WHAT YOU ARE ASKED TO DO:
Should a line below contain the word "results", report it.

=== EXTRACTED DATA ===

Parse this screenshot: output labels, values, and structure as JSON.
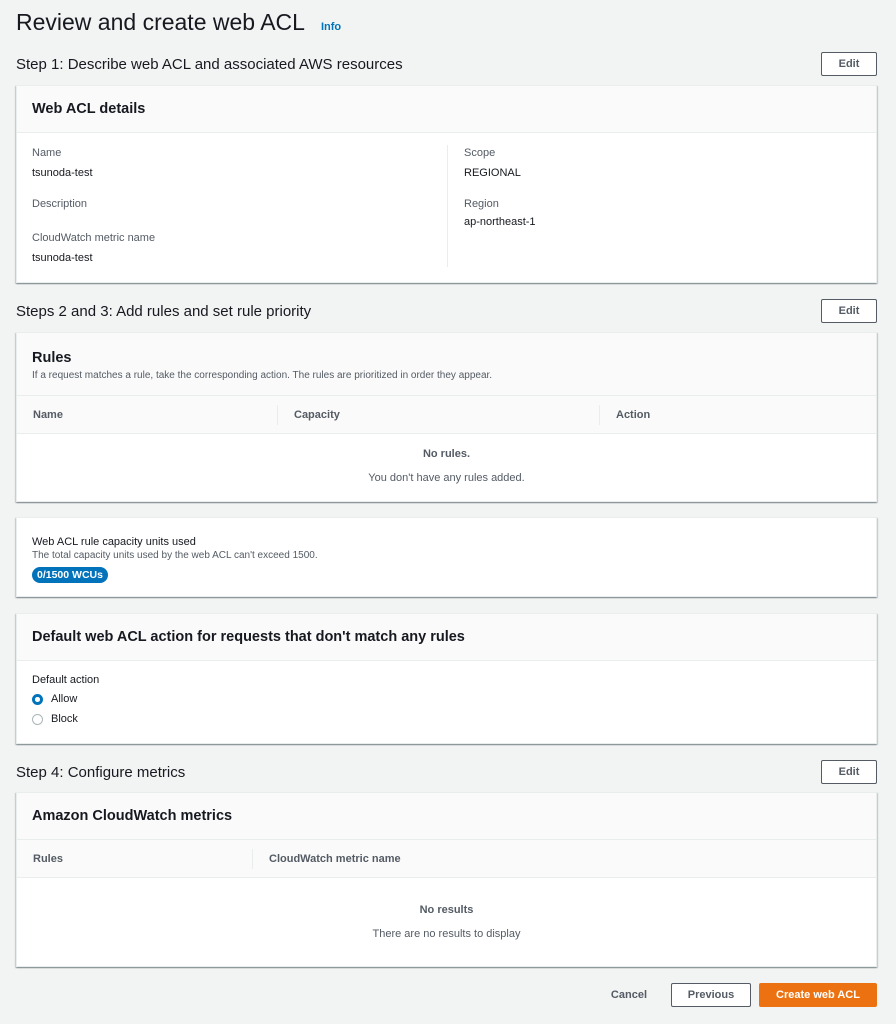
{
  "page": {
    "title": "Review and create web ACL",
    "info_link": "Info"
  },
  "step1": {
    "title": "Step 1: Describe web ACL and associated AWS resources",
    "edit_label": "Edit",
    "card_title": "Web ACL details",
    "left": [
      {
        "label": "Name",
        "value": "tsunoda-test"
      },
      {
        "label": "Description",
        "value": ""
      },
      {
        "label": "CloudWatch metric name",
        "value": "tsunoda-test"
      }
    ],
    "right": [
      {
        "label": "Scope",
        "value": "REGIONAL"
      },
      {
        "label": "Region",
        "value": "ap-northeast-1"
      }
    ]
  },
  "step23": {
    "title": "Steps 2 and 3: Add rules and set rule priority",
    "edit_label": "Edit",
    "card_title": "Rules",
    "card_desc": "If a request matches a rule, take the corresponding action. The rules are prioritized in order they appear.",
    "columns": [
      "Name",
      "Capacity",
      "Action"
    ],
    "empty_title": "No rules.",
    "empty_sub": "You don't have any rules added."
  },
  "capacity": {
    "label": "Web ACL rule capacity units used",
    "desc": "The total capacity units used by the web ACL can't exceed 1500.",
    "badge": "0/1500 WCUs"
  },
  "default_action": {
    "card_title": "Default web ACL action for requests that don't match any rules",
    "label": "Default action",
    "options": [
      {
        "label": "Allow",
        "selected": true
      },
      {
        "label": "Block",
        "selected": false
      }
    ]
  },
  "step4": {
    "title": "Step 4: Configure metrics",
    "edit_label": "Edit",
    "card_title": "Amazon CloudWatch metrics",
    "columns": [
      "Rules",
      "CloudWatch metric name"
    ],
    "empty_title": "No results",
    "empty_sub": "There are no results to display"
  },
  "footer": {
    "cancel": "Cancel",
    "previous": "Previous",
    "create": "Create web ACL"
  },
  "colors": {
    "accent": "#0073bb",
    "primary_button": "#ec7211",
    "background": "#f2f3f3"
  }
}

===

RESULT:
    "empty_title": "No results",
    "empty_sub": "There are no results to display"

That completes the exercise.